Theft! Whether it occurs in the common area lobby, hallway, parking area, or on an owner’s porch, it is on the rise. Many associations are installing or updating surveillance cameras in response to this criminal behavior. Cameras may not stop all thievery, but they can still help to prove criminal damages or that a theft has occurred. Surveillance cameras can be valuable tools for insurance purposes, to deter would-be criminals, and to provide law enforcement with proof so they can hold criminals accountable for their behavior. Below is a checklist of key points for boards of directors to consider when making surveillance camera policies. Every association with cameras should adopt these guidelines.

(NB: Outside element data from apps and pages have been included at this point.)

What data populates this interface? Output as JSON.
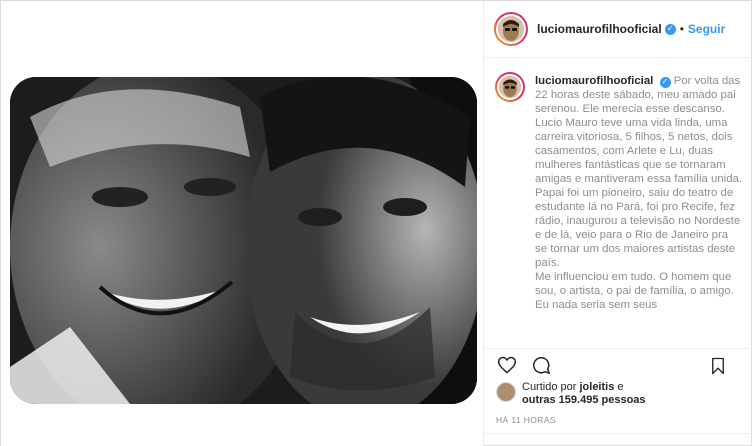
{
  "header": {
    "username": "luciomaurofilhooficial",
    "separator": "•",
    "follow_label": "Seguir",
    "verified_icon": "verified-icon"
  },
  "caption": {
    "username": "luciomaurofilhooficial",
    "lines": [
      "Por volta das 22 horas deste sábado, meu amado pai serenou. Ele merecia esse descanso.",
      "Lucio Mauro teve uma vida linda, uma carreira vitoriosa, 5 filhos, 5 netos, dois casamentos, com Arlete e Lu, duas mulheres fantásticas que se tornaram amigas e mantiveram essa família unida.",
      "Papai foi um pioneiro, saiu do teatro de estudante lá no Pará, foi pro Recife, fez rádio, inaugurou a televisão no Nordeste e de lá, veio para o Rio de Janeiro pra se tornar um dos maiores artistas deste país.",
      "Me influenciou em tudo. O homem que sou, o artista, o pai de família, o amigo. Eu nada seria sem seus"
    ]
  },
  "actions": {
    "like_icon": "heart-icon",
    "comment_icon": "comment-icon",
    "bookmark_icon": "bookmark-icon"
  },
  "likes": {
    "prefix": "Curtido por",
    "user": "joleitis",
    "middle": "e",
    "others": "outras 159.495 pessoas"
  },
  "timestamp": "HÁ 11 HORAS",
  "colors": {
    "accent": "#3897f0",
    "text": "#262626",
    "muted": "#8e8e8e",
    "border": "#efefef"
  }
}
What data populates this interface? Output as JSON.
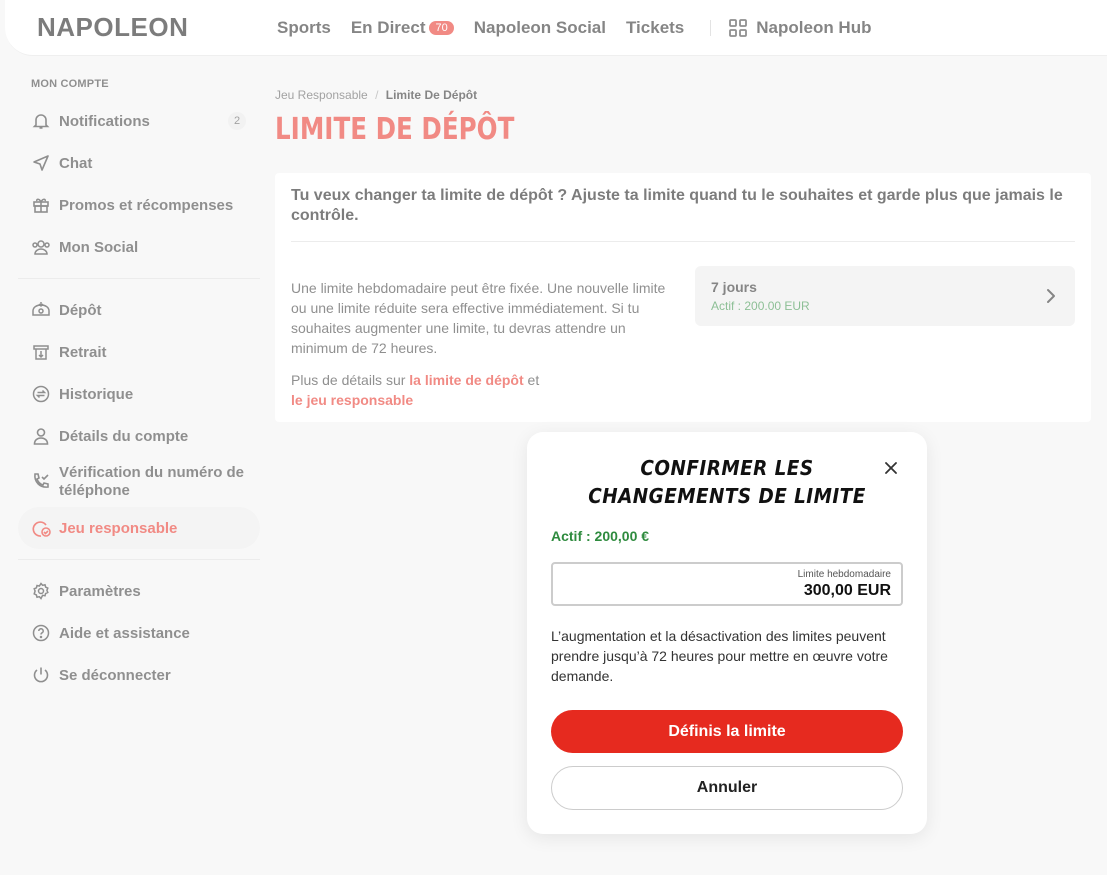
{
  "header": {
    "logo": "NAPOLEON",
    "nav": [
      {
        "label": "Sports"
      },
      {
        "label": "En Direct",
        "badge": "70"
      },
      {
        "label": "Napoleon Social"
      },
      {
        "label": "Tickets"
      }
    ],
    "hub": {
      "label": "Napoleon Hub",
      "icon": "grid-icon"
    }
  },
  "sidebar": {
    "section_title": "MON COMPTE",
    "group1": [
      {
        "label": "Notifications",
        "icon": "bell-icon",
        "count": "2"
      },
      {
        "label": "Chat",
        "icon": "send-icon"
      },
      {
        "label": "Promos et récompenses",
        "icon": "gift-icon"
      },
      {
        "label": "Mon Social",
        "icon": "users-icon"
      }
    ],
    "group2": [
      {
        "label": "Dépôt",
        "icon": "deposit-icon"
      },
      {
        "label": "Retrait",
        "icon": "withdraw-icon"
      },
      {
        "label": "Historique",
        "icon": "history-icon"
      },
      {
        "label": "Détails du compte",
        "icon": "user-icon"
      },
      {
        "label": "Vérification du numéro de téléphone",
        "icon": "phone-check-icon"
      },
      {
        "label": "Jeu responsable",
        "icon": "responsible-gaming-icon",
        "active": true
      }
    ],
    "group3": [
      {
        "label": "Paramètres",
        "icon": "gear-icon"
      },
      {
        "label": "Aide et assistance",
        "icon": "help-icon"
      },
      {
        "label": "Se déconnecter",
        "icon": "power-icon"
      }
    ]
  },
  "breadcrumb": {
    "parent": "Jeu Responsable",
    "separator": "/",
    "current": "Limite De Dépôt"
  },
  "page_title": "LIMITE DE DÉPÔT",
  "card": {
    "heading": "Tu veux changer ta limite de dépôt ? Ajuste ta limite quand tu le souhaites et garde plus que jamais le contrôle.",
    "description": "Une limite hebdomadaire peut être fixée. Une nouvelle limite ou une limite réduite sera effective immédiatement. Si tu souhaites augmenter une limite, tu devras attendre un minimum de 72 heures.",
    "more_prefix": "Plus de détails sur ",
    "more_link1": "la limite de dépôt",
    "more_mid": " et",
    "more_link2": "le jeu responsable",
    "period": {
      "label": "7 jours",
      "status": "Actif : 200.00 EUR"
    }
  },
  "modal": {
    "title_line1": "CONFIRMER LES",
    "title_line2": "CHANGEMENTS DE LIMITE",
    "active": "Actif : 200,00 €",
    "input_caption": "Limite hebdomadaire",
    "input_value": "300,00 EUR",
    "note": "L’augmentation et la désactivation des limites peuvent prendre jusqu’à 72 heures pour mettre en œuvre votre demande.",
    "confirm_label": "Définis la limite",
    "cancel_label": "Annuler"
  },
  "colors": {
    "accent": "#e62a1f",
    "success": "#2e8b3e",
    "background": "#f3f3f3"
  }
}
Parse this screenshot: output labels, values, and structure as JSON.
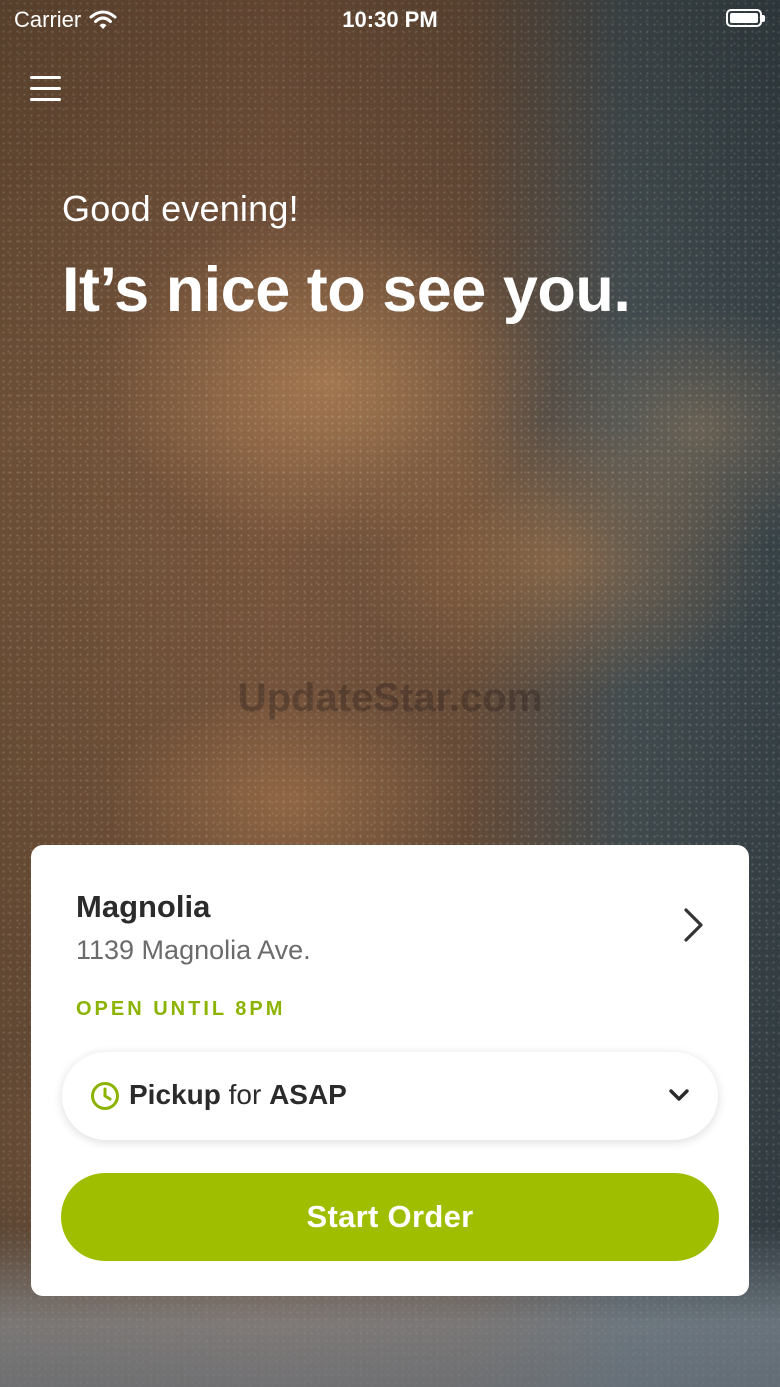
{
  "status_bar": {
    "carrier": "Carrier",
    "time": "10:30 PM"
  },
  "hero": {
    "greeting": "Good evening!",
    "headline": "It’s nice to see you.",
    "watermark": "UpdateStar.com"
  },
  "location": {
    "name": "Magnolia",
    "address": "1139 Magnolia Ave.",
    "status": "OPEN UNTIL 8PM"
  },
  "order_type": {
    "mode": "Pickup",
    "connector": "for",
    "time": "ASAP"
  },
  "actions": {
    "start_order": "Start Order"
  },
  "colors": {
    "accent": "#a0be00",
    "status_open": "#8cb300"
  },
  "icons": {
    "menu": "menu-icon",
    "location_chevron": "chevron-right-icon",
    "clock": "clock-icon",
    "dropdown": "chevron-down-icon"
  }
}
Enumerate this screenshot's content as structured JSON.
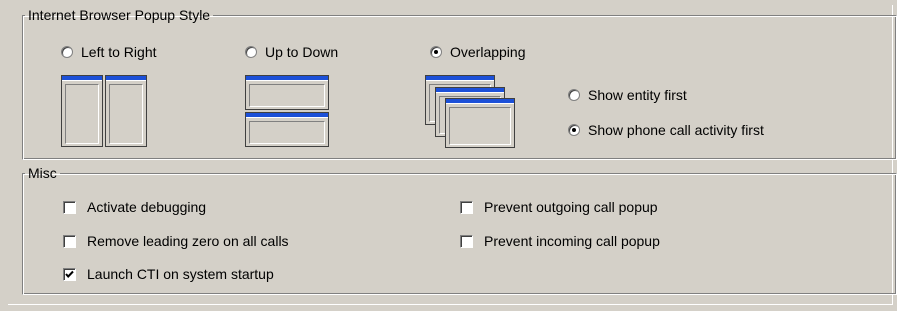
{
  "browser_popup_style": {
    "title": "Internet Browser Popup Style",
    "options": [
      {
        "label": "Left to Right",
        "selected": false
      },
      {
        "label": "Up to Down",
        "selected": false
      },
      {
        "label": "Overlapping",
        "selected": true
      }
    ],
    "overlap_order": [
      {
        "label": "Show entity first",
        "selected": false
      },
      {
        "label": "Show phone call activity first",
        "selected": true
      }
    ]
  },
  "misc": {
    "title": "Misc",
    "checkboxes": [
      {
        "label": "Activate debugging",
        "checked": false
      },
      {
        "label": "Remove leading zero on all calls",
        "checked": false
      },
      {
        "label": "Launch CTI on system startup",
        "checked": true
      },
      {
        "label": "Prevent outgoing call popup",
        "checked": false
      },
      {
        "label": "Prevent incoming call popup",
        "checked": false
      }
    ]
  },
  "colors": {
    "face": "#d4d0c8",
    "titlebar": "#1c50d8"
  },
  "icons": [
    "left-to-right-layout-icon",
    "up-to-down-layout-icon",
    "overlapping-layout-icon"
  ]
}
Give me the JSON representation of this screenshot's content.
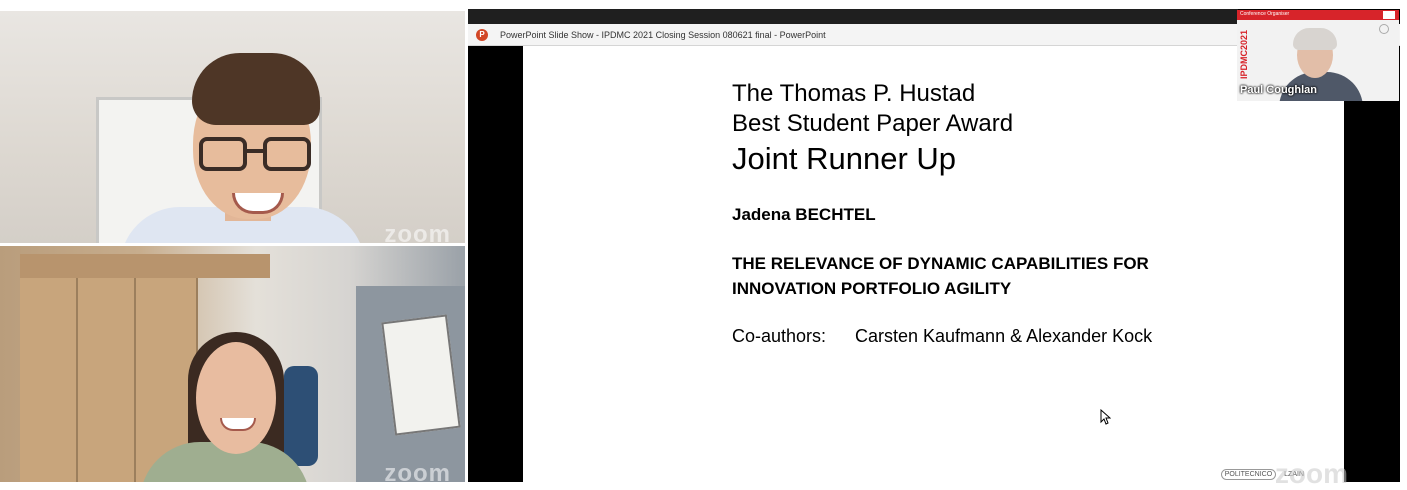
{
  "participants": {
    "top": {
      "watermark": "zoom"
    },
    "bottom": {
      "watermark": "zoom"
    }
  },
  "share": {
    "window_title": "PowerPoint Slide Show  -  IPDMC 2021 Closing Session 080621 final - PowerPoint",
    "slide": {
      "title_line1": "The Thomas P. Hustad",
      "title_line2": "Best Student Paper Award",
      "title_line3": "Joint Runner Up",
      "author": "Jadena BECHTEL",
      "paper_line1": "THE RELEVANCE OF DYNAMIC CAPABILITIES FOR",
      "paper_line2": "INNOVATION PORTFOLIO AGILITY",
      "coauthors_label": "Co-authors:",
      "coauthors_names": "Carsten Kaufmann & Alexander Kock",
      "logo_a": "POLITECNICO",
      "logo_b": "LZAIN"
    },
    "watermark": "zoom"
  },
  "presenter": {
    "badge": "Conference Organiser",
    "event": "IPDMC2021",
    "name": "Paul Coughlan"
  },
  "colors": {
    "accent_red": "#d7242a",
    "powerpoint_icon": "#d24726"
  }
}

Affirm that Association Cameras Do Not Provide Security – Unless an association’s governing documents state otherwise – and they never should – associations do not generally provide security to their residents and should take care in their communications, policies, and actions to avoid creating a duty (and liability) to provide security to residents. This is important so that residents do not rely on such representations for security. Associations should state that the surveillance cameras have a limited purpose and are for the benefit of the association. That is, the cameras are placed to provide evidence of association property damage or theft, for the board to review after an incident has occurred. Associations should also provide a disclaimer to advise residents of limited video storage, the overwriting of older footage, and the fact that cameras may not be actively monitored with a live viewer. The association should make it explicit in policy that residents are responsible for protecting themselves and their own personal property. This is important so that residents do not rely on the association’s cameras for such footage, which may not exist.
Address Privacy Issues – One of the major liability concerns regarding the installation of cameras is, of course, the issue of privacy. State law does not permit the recording of others without their consent when there is a reasonable expectation of privacy. Typically, there is no reasonable expectation of privacy in the common areas, such as a garage, lobby, or shared hallway, since anyone can come and go through these areas. However, there is a likely expectation of privacy in the interior of someone’s home, a backyard, or a restroom.